Written by Richard Roberts, a Foreign Service officer, and Roger Kreuz, a professor of psychology, Becoming Fluent is a book that connects cognitive research to language learning to help adults learn a foreign language.
While its audience is language learners, teachers of English who work with adults can benefit a good deal from reading this book too. It’s extremely well-researched but also very interesting; the authors are great at mixing funny anecdotes and interesting analogies in with the more academic portions.

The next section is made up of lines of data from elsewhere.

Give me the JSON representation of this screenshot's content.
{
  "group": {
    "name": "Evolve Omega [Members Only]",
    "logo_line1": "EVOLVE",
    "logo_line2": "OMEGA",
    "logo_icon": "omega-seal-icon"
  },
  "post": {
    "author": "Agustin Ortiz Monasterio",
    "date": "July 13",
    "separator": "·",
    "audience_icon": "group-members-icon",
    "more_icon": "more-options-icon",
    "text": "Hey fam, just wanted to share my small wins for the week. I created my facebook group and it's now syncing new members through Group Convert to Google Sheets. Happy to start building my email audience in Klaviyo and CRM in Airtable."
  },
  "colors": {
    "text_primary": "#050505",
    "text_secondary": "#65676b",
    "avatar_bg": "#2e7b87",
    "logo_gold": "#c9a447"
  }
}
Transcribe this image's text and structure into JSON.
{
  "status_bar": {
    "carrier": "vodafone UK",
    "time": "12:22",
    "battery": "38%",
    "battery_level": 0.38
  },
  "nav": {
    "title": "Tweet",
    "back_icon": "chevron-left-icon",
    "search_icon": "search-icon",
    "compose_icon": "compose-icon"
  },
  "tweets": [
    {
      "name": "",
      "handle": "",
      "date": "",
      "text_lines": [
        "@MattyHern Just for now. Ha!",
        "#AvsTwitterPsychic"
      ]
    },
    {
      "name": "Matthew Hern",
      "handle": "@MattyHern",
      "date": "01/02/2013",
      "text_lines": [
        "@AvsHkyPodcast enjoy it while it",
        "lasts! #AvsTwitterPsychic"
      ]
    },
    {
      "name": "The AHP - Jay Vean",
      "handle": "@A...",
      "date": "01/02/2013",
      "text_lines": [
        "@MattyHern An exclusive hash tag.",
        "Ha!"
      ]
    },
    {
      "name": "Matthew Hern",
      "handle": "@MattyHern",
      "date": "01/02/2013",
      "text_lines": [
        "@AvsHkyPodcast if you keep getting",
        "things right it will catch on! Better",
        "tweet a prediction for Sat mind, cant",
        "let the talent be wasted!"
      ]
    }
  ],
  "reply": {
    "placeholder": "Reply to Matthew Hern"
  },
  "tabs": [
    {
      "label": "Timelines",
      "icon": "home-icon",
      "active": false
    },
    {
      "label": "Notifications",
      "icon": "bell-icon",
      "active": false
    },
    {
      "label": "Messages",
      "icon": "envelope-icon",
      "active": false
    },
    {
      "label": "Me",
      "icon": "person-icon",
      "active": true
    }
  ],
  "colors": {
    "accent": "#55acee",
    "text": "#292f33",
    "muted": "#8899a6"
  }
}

For ESL teachers who have done their MATESL degrees, you’ll get a refresher on a lot of contents from your courses: the Zone of Proximal Development, scaffolding, fossilization, interlanguage, and (an interesting view of) the critical period hypothesis are all here. If you’re an ESL teacher without any formal training, this book provides great explanations of all of those ideas.

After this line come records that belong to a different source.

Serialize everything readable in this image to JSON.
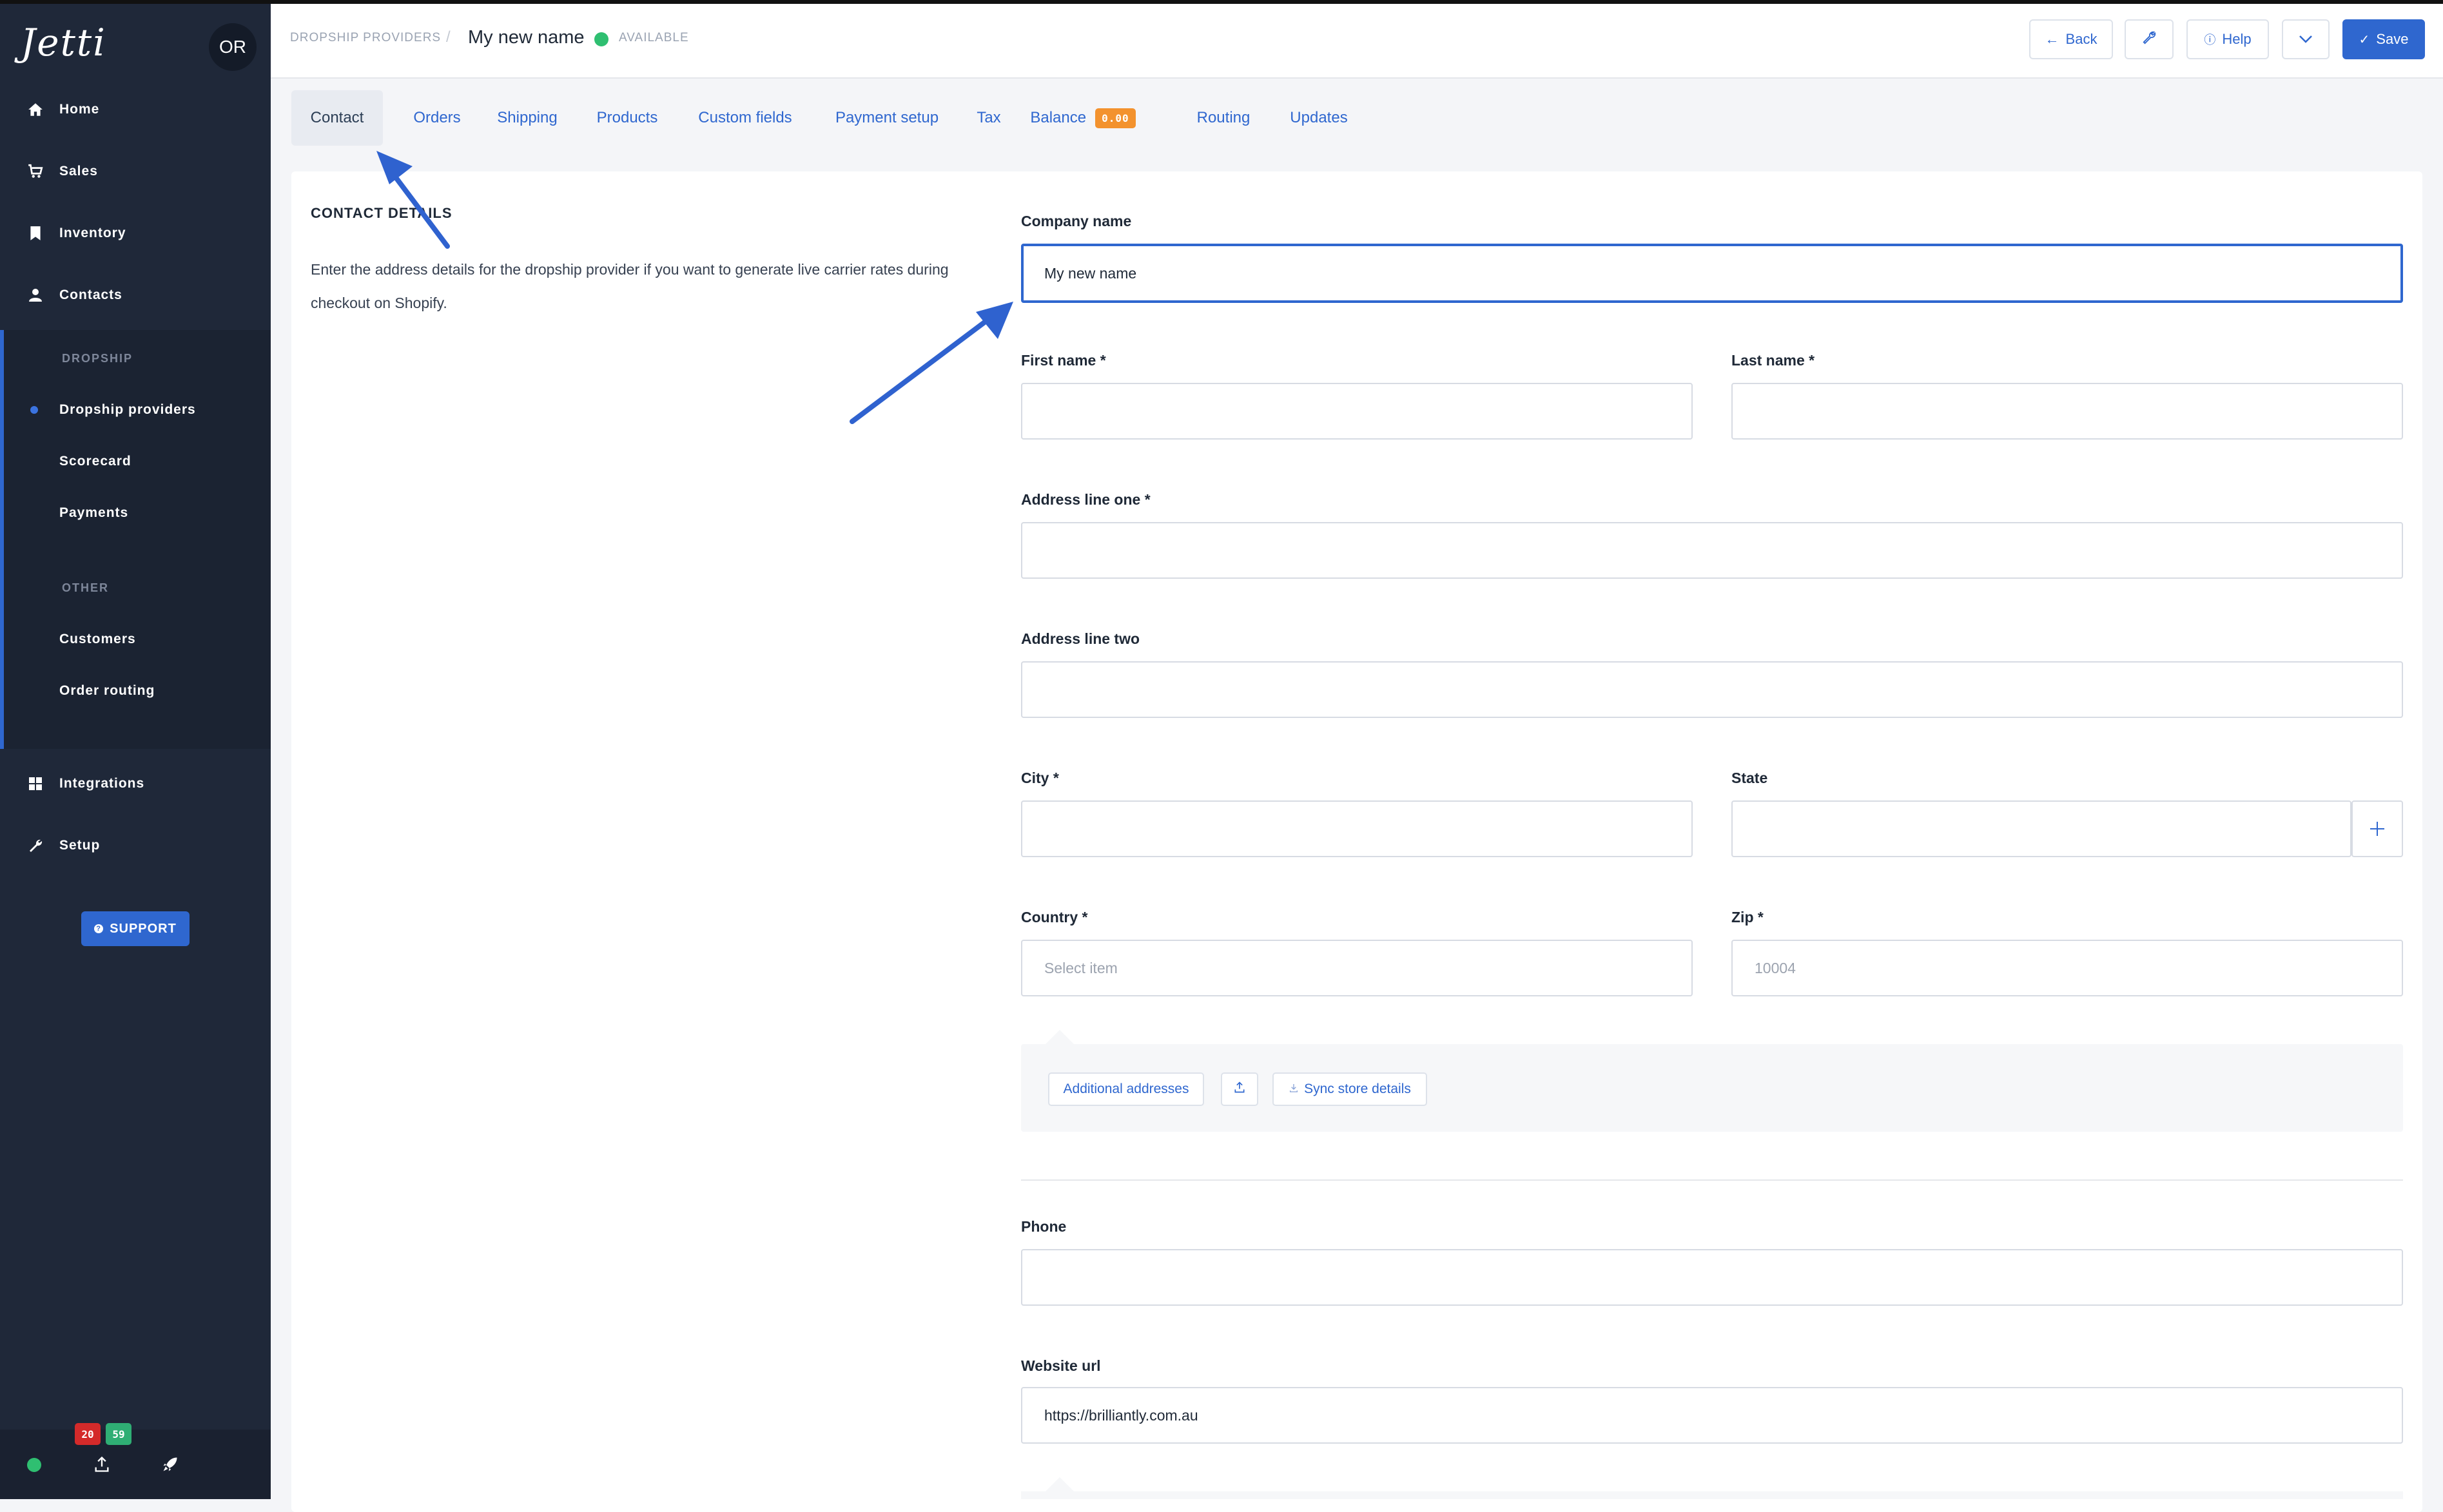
{
  "app": {
    "logo": "Jetti",
    "avatar_initials": "OR"
  },
  "sidebar": {
    "items_top": [
      {
        "label": "Home",
        "icon": "home-icon"
      },
      {
        "label": "Sales",
        "icon": "cart-icon"
      },
      {
        "label": "Inventory",
        "icon": "bookmark-icon"
      },
      {
        "label": "Contacts",
        "icon": "user-icon"
      }
    ],
    "section_dropship": "DROPSHIP",
    "dropship_items": [
      "Dropship providers",
      "Scorecard",
      "Payments"
    ],
    "section_other": "OTHER",
    "other_items": [
      "Customers",
      "Order routing"
    ],
    "items_bottom": [
      {
        "label": "Integrations",
        "icon": "grid-icon"
      },
      {
        "label": "Setup",
        "icon": "wrench-icon"
      }
    ],
    "support_label": "SUPPORT",
    "badges": {
      "red": "20",
      "green": "59"
    }
  },
  "header": {
    "breadcrumb": "DROPSHIP PROVIDERS",
    "separator": "/",
    "title": "My new name",
    "status": "AVAILABLE",
    "back_label": "Back",
    "help_label": "Help",
    "save_label": "Save"
  },
  "tabs": [
    "Contact",
    "Orders",
    "Shipping",
    "Products",
    "Custom fields",
    "Payment setup",
    "Tax",
    "Balance",
    "Routing",
    "Updates"
  ],
  "balance_badge": "0.00",
  "contact": {
    "section_title": "CONTACT DETAILS",
    "description": "Enter the address details for the dropship provider if you want to generate live carrier rates during checkout on Shopify."
  },
  "form": {
    "company_name": {
      "label": "Company name",
      "value": "My new name"
    },
    "first_name": {
      "label": "First name *",
      "value": ""
    },
    "last_name": {
      "label": "Last name *",
      "value": ""
    },
    "address_one": {
      "label": "Address line one *",
      "value": ""
    },
    "address_two": {
      "label": "Address line two",
      "value": ""
    },
    "city": {
      "label": "City *",
      "value": ""
    },
    "state": {
      "label": "State",
      "value": ""
    },
    "country": {
      "label": "Country *",
      "placeholder": "Select item"
    },
    "zip": {
      "label": "Zip *",
      "placeholder": "10004"
    },
    "phone": {
      "label": "Phone",
      "value": ""
    },
    "website": {
      "label": "Website url",
      "value": "https://brilliantly.com.au"
    }
  },
  "address_actions": {
    "additional": "Additional addresses",
    "sync": "Sync store details"
  },
  "colors": {
    "accent": "#2f67cf",
    "sidebar": "#1f2839",
    "available": "#2fbf71",
    "badge_orange": "#f3922e"
  }
}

The following is a list of things that I thought were interesting or useful for teachers of English or any foreign language: